The problem is, what happens when you cant get ANY watches at retail? I asked myself this question, and I’d like to believe I’d simply find a way to be content with what I have and stop buying. That would be ideal, but if that doesn’t work, then that just means the hobby will be a lot more expensive as we continue fuelling our habit at grey market prices. We will look back on these days with a deep longing and regret – which is funny, because if you look back 10 years, we do that already.
If you consider that we’re now in a world where demand keeps rising as watches become more mainstream, and production/supply remains flat… the Daytona is just the poster child for the market dynamics at play. It doesn’t defy logic at all – in fact, its completely logical, and the only ones in denial are the avid watch enthusiasts (myself included!) who are constantly hung up on the notion of retail prices. If you can buy it at retail, that’s a bonus – but if you can’t, and you actually like the watch (for whatever reason), then you should. Many people already do this, and the market price proves it. I suspect many people actually buy it at grey market prices and never admit it, and that is for the status that comes with being perceived as being able to buy at retail… a topic we’ve already discussed before.
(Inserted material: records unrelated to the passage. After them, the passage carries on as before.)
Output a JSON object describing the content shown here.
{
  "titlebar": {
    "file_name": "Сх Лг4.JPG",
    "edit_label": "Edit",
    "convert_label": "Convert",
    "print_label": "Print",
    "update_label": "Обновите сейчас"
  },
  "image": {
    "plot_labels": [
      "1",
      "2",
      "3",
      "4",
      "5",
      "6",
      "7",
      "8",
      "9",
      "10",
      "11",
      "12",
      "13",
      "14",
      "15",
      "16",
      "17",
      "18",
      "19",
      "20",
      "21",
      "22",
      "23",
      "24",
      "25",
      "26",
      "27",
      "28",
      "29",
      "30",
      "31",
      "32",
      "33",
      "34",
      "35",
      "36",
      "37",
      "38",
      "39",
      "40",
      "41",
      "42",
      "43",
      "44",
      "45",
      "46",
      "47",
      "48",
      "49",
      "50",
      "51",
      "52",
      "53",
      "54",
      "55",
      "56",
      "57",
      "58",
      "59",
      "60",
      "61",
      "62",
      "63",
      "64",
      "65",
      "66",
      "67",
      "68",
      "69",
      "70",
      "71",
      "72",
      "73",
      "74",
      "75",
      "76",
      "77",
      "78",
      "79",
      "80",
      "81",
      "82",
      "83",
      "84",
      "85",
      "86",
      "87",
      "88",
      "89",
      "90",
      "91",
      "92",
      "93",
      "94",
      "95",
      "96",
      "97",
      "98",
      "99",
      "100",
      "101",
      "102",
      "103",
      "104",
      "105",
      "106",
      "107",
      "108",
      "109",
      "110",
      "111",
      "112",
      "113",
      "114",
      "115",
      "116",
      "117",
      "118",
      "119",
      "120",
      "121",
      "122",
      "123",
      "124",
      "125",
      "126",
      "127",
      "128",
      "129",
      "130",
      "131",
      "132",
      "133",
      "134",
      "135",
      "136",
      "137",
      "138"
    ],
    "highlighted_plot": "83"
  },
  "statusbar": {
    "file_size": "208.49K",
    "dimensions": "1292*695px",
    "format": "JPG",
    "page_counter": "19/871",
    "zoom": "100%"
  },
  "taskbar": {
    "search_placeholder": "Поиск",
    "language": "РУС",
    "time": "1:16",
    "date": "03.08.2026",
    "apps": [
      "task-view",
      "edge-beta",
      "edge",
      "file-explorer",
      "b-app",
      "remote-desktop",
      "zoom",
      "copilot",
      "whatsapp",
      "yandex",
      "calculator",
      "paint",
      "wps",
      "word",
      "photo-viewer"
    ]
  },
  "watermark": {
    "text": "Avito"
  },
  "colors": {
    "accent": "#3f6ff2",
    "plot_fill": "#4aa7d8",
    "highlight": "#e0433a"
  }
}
To conclude, I stand by my statement in a previous article – Watches are an asset class, whether collectors and enthusiasts like it or not. I think the Daytona is the equivalent of ‘the watch market in a nutshell’. Popularity of a brand, coupled with popularity of a particular model, leads to insatiable demand which supply will never be able to meet. This leads to seemingly extortionate grey market prices, and this in turn causes ‘enthusiasts’ to turn away and seek ‘better value for money’. Since enthusiasts are actually a tiny fraction of the watch-buying public, the price rises are unlikely to reverse and enthusiasts are left with a choice: seek alternatives to the hype-pieces of the day, or buy into the hype and pay the market price.. None of these are wrong or right, and your choice will probably depend on your finances more than anything else. When it comes to pieces like the Daytona, I think the rising demand helps to ensure that even if you’re buying at grey market prices, you’re at least unlikely to lose anything, if at all – so you can enjoy it for as long as you need to, and then exit with no inflation-adjusted loss.
Playing the game with retailers, especially if you’re starting from scratch, is pretty foolish. This is because it’ll inevitably involve buying watches you don’t really want, in order to access watches you do want – these ‘sunk costs’ add up, not to mention the time you waste waiting for the one you really want.
All that being said, I am still reminded of all the previous posts I have shared on the topic of ‘investment’ versus ‘happiness’ etc; While there is huge growth in the ‘investor class’ of watch buyers, I still think there will always be sleeper watches, or attractive alternatives to hyped watches… if you can get happiness from buying and wearing those, as a collector you don’t need much more. Don’t get drawn into the hype cycles and lose the enjoyment of watch collecting as a hobby, just because you’re too preoccupied with appreciation and depreciation.